While the volatility caused by the war in Ukraine has helped drive commodity trading profits, the surging prices have also placed a huge strain on the industry’s balance sheets.

The Bank for International Settlements recently highlighted Trafigura’s leverage levels and reliance on short-term funding in a report drawing attention to liquidity strains in commodity markets. The company’s average value-at-risk – a metric measuring how much it could lose on an average trading day – quadrupled to $199.8 million during the financial year.

As profits surge, commodities traders have been ploughing gains back into their businesses, in part to provide additional muscle to raise financing from banks. Trafigura added $7 billion of financing during the financial year, bringing its total credit lines to $73 billion. As profits soared, the company’s equity has almost doubled over the past two years, to $15.1 billion, it said on Thursday.

“We consider the current level more than adequate to support a $100 billion balance sheet, Mr Salmon said.

While Trafigura highlighted the record performance by its energy traders, its metals division was less successful, with operating profit down 24 per cent from the previous year. The company attributed the weaker performance to lockdowns in China and to a loss at its zinc smelting unit Nyrstar due to soaring energy costs. Nyrstar “has had a tough year”, Weir said. “The high energy prices have been very challenging.”

The total volume of commodities traded during the period declined after long-term contracts for Russian crude oil and products were terminated in the second half of the financial year as a result of international sanctions.

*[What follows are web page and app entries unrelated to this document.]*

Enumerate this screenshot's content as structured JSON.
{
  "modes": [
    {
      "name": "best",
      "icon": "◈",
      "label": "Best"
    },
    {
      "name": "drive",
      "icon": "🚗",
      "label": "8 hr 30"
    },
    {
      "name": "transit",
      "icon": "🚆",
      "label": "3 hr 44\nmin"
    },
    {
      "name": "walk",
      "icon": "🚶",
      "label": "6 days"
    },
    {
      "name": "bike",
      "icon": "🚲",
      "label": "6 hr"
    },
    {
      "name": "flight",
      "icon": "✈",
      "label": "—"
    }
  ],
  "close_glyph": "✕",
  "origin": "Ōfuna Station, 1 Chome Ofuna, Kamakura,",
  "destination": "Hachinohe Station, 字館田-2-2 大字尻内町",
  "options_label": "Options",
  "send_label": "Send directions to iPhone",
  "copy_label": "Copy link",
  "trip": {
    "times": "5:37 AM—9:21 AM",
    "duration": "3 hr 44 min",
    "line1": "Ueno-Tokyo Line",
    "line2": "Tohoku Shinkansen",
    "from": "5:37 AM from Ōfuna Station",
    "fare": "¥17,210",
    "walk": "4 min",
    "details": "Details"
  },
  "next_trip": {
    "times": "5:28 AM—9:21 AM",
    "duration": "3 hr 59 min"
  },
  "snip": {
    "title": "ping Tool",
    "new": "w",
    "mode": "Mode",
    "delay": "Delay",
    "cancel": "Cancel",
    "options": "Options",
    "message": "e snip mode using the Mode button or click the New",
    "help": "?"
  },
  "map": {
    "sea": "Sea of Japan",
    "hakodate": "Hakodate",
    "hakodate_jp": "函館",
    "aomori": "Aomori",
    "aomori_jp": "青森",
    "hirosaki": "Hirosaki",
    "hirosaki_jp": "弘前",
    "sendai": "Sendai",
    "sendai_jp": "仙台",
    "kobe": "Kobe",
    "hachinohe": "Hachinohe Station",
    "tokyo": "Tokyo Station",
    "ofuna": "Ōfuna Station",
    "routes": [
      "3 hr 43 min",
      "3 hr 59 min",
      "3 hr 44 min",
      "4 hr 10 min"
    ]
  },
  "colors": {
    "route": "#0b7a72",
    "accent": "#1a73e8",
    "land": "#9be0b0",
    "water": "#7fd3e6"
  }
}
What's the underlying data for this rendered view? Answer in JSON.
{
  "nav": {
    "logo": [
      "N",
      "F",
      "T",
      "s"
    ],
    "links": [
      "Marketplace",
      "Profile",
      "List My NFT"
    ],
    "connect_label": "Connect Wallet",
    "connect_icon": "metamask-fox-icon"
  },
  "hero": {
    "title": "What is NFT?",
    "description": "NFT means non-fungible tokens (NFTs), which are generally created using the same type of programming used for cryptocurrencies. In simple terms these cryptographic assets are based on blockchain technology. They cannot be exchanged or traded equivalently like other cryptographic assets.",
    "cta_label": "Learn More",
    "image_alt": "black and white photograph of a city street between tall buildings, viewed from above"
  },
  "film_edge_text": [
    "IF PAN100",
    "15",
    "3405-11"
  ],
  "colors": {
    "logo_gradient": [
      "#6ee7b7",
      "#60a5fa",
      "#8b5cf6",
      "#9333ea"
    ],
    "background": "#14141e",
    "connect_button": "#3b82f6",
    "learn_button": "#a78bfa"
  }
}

Trafigura’s accounts didn’t say how much it had received for the sale of its 10 per cent stake in Vostok Oil, Rosneft PJSC’s flagship Russian oil project, which it sold to little-known Nord Axis. in July. In its accounts, Trafigura said that it had recorded “no loss” on the exit from the investment, which it valued at $862 million at the end of September 2021. – Bloomberg